### WHAT THE TASK ASKS
All lines from the entries below that contain the string "name" should be copied out.

### EXERCISE DATA

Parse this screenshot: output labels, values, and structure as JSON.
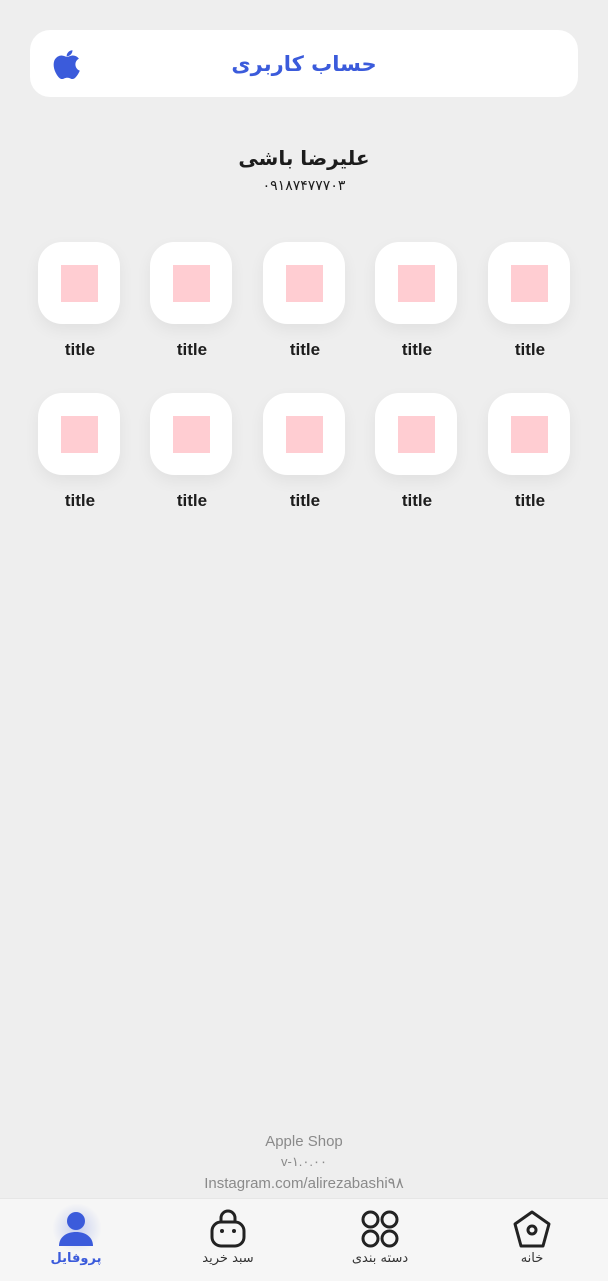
{
  "header": {
    "title": "حساب کاربری",
    "logo_icon": "apple-icon",
    "accent_color": "#3b5bdb"
  },
  "user": {
    "name": "علیرضا باشی",
    "phone": "۰۹۱۸۷۴۷۷۷۰۳"
  },
  "grid": {
    "thumb_color": "#ffcdd2",
    "items": [
      {
        "label": "title"
      },
      {
        "label": "title"
      },
      {
        "label": "title"
      },
      {
        "label": "title"
      },
      {
        "label": "title"
      },
      {
        "label": "title"
      },
      {
        "label": "title"
      },
      {
        "label": "title"
      },
      {
        "label": "title"
      },
      {
        "label": "title"
      }
    ]
  },
  "footer": {
    "brand": "Apple Shop",
    "version": "v-۱.۰.۰۰",
    "social": "Instagram.com/alirezabashi۹۸"
  },
  "nav": {
    "items": [
      {
        "label": "پروفایل",
        "icon": "user-icon",
        "active": true
      },
      {
        "label": "سبد خرید",
        "icon": "shopping-bag-icon",
        "active": false
      },
      {
        "label": "دسته بندی",
        "icon": "category-grid-icon",
        "active": false
      },
      {
        "label": "خانه",
        "icon": "home-icon",
        "active": false
      }
    ]
  }
}
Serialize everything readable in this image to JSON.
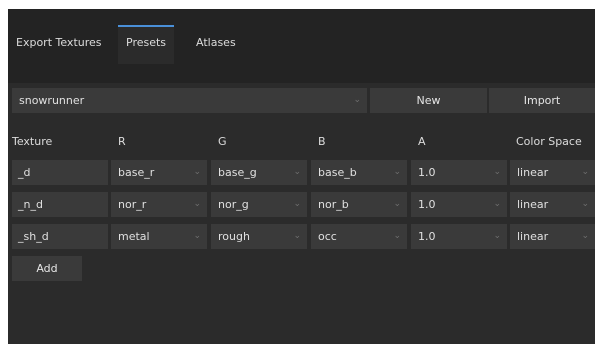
{
  "tabs": [
    {
      "label": "Export Textures"
    },
    {
      "label": "Presets"
    },
    {
      "label": "Atlases"
    }
  ],
  "preset": {
    "selected": "snowrunner",
    "new_label": "New",
    "import_label": "Import"
  },
  "table": {
    "headers": [
      "Texture",
      "R",
      "G",
      "B",
      "A",
      "Color Space"
    ],
    "rows": [
      {
        "texture": "_d",
        "r": "base_r",
        "g": "base_g",
        "b": "base_b",
        "a": "1.0",
        "cs": "linear"
      },
      {
        "texture": "_n_d",
        "r": "nor_r",
        "g": "nor_g",
        "b": "nor_b",
        "a": "1.0",
        "cs": "linear"
      },
      {
        "texture": "_sh_d",
        "r": "metal",
        "g": "rough",
        "b": "occ",
        "a": "1.0",
        "cs": "linear"
      }
    ]
  },
  "add_label": "Add",
  "colors": {
    "panel": "#2b2b2b",
    "tabbar": "#232323",
    "control": "#3a3a3a",
    "accent": "#4a90d9"
  }
}
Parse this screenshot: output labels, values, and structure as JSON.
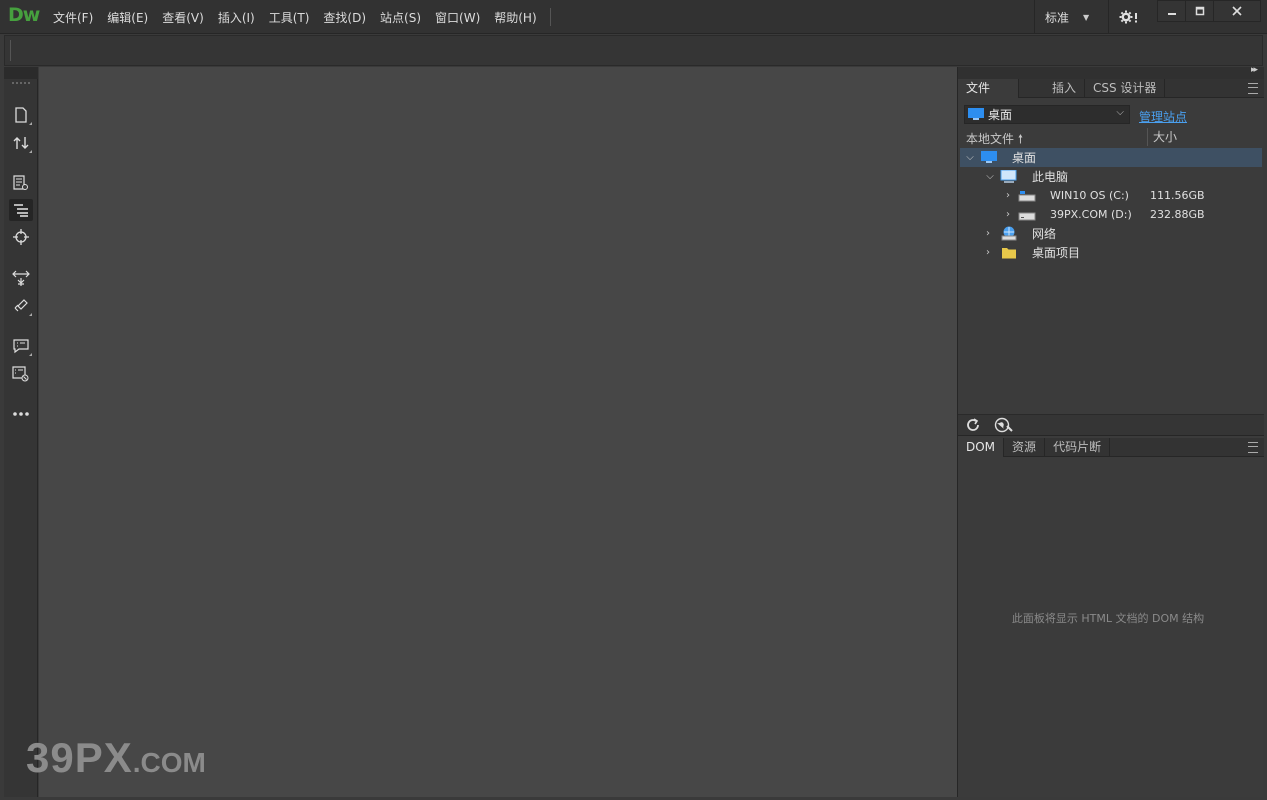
{
  "app": {
    "logo": "Dw"
  },
  "menu": [
    {
      "label": "文件(F)"
    },
    {
      "label": "编辑(E)"
    },
    {
      "label": "查看(V)"
    },
    {
      "label": "插入(I)"
    },
    {
      "label": "工具(T)"
    },
    {
      "label": "查找(D)"
    },
    {
      "label": "站点(S)"
    },
    {
      "label": "窗口(W)"
    },
    {
      "label": "帮助(H)"
    }
  ],
  "workspace": {
    "label": "标准"
  },
  "files_panel": {
    "tabs": [
      "文件",
      "插入",
      "CSS 设计器"
    ],
    "site_select": "桌面",
    "manage_sites": "管理站点",
    "col_local": "本地文件",
    "col_size": "大小",
    "tree": [
      {
        "name": "桌面",
        "size": "",
        "level": 0,
        "expanded": true,
        "icon": "desktop-icon"
      },
      {
        "name": "此电脑",
        "size": "",
        "level": 1,
        "expanded": true,
        "icon": "computer-icon"
      },
      {
        "name": "WIN10 OS (C:)",
        "size": "111.56GB",
        "level": 2,
        "expanded": false,
        "icon": "system-drive-icon"
      },
      {
        "name": "39PX.COM (D:)",
        "size": "232.88GB",
        "level": 2,
        "expanded": false,
        "icon": "drive-icon"
      },
      {
        "name": "网络",
        "size": "",
        "level": 1,
        "expanded": false,
        "icon": "network-icon"
      },
      {
        "name": "桌面项目",
        "size": "",
        "level": 1,
        "expanded": false,
        "icon": "folder-icon"
      }
    ]
  },
  "dom_panel": {
    "tabs": [
      "DOM",
      "资源",
      "代码片断"
    ],
    "message": "此面板将显示 HTML 文档的 DOM 结构"
  },
  "watermark": {
    "big": "39PX",
    "small": ".COM"
  },
  "colors": {
    "accent": "#46a03e",
    "selection": "#3e5063",
    "link": "#4aa0f0"
  }
}
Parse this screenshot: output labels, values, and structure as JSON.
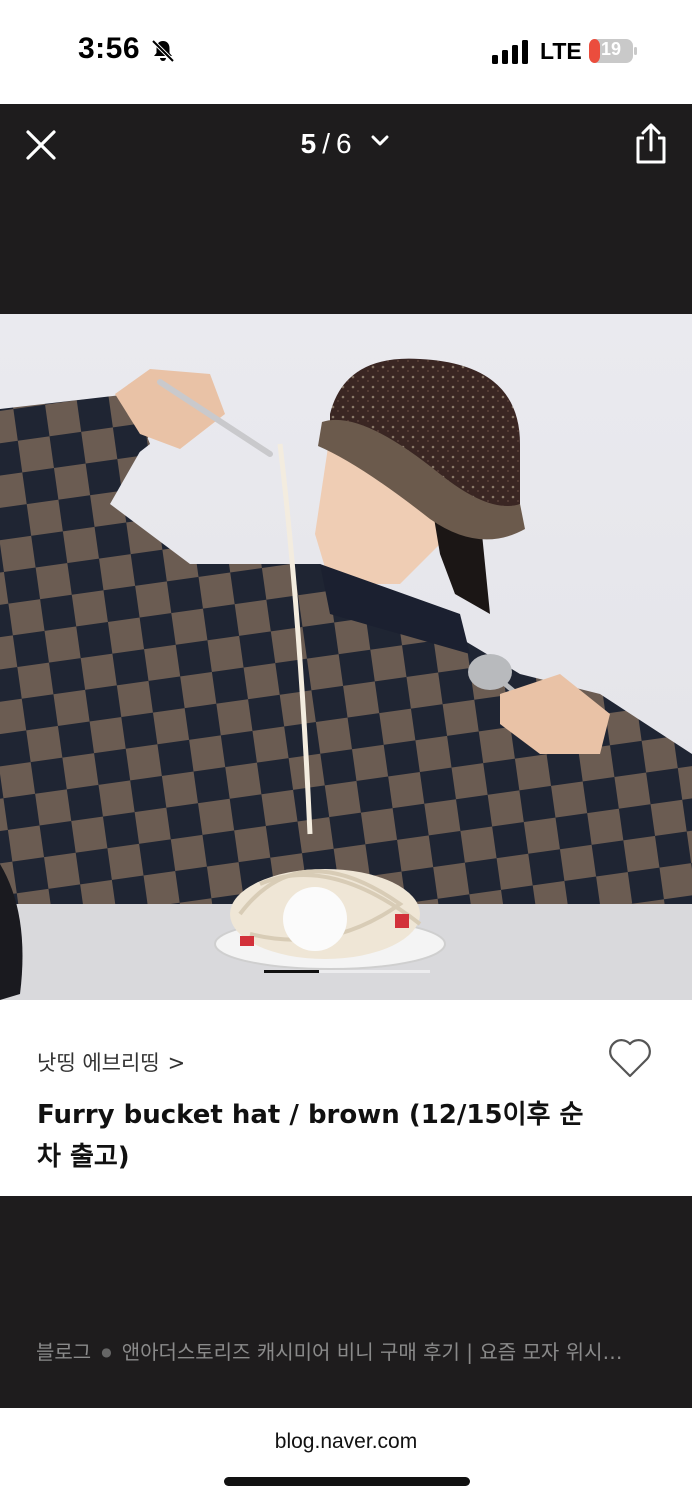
{
  "status": {
    "time": "3:56",
    "network": "LTE",
    "battery": "19",
    "battery_color": "#eb4d3d"
  },
  "viewer": {
    "current_page": "5",
    "page_separator": "/",
    "total_pages": "6"
  },
  "photo": {
    "progress_fraction": 0.33
  },
  "product": {
    "brand": "낫띵 에브리띵",
    "brand_arrow": ">",
    "title": "Furry bucket hat / brown (12/15이후 순차 출고)"
  },
  "source": {
    "type": "블로그",
    "post_title": "앤아더스토리즈 캐시미어 비니 구매 후기 | 요즘 모자 위시…"
  },
  "browser": {
    "url": "blog.naver.com"
  },
  "colors": {
    "viewer_background": "#1e1c1d",
    "text_light": "#ffffff",
    "text_muted": "#8a8a8a"
  },
  "icons": {
    "close": "close-icon",
    "dropdown": "chevron-down-icon",
    "share": "share-icon",
    "heart": "heart-outline-icon",
    "bell": "bell-slash-icon"
  }
}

### THE COMPLETED TASK
    "name": "علیرضا باشی",
        "name": "桌面",
        "name": "此电脑",
        "name": "WIN10 OS (C:)",
        "name": "39PX.COM (D:)",
        "name": "网络",
        "name": "桌面项目",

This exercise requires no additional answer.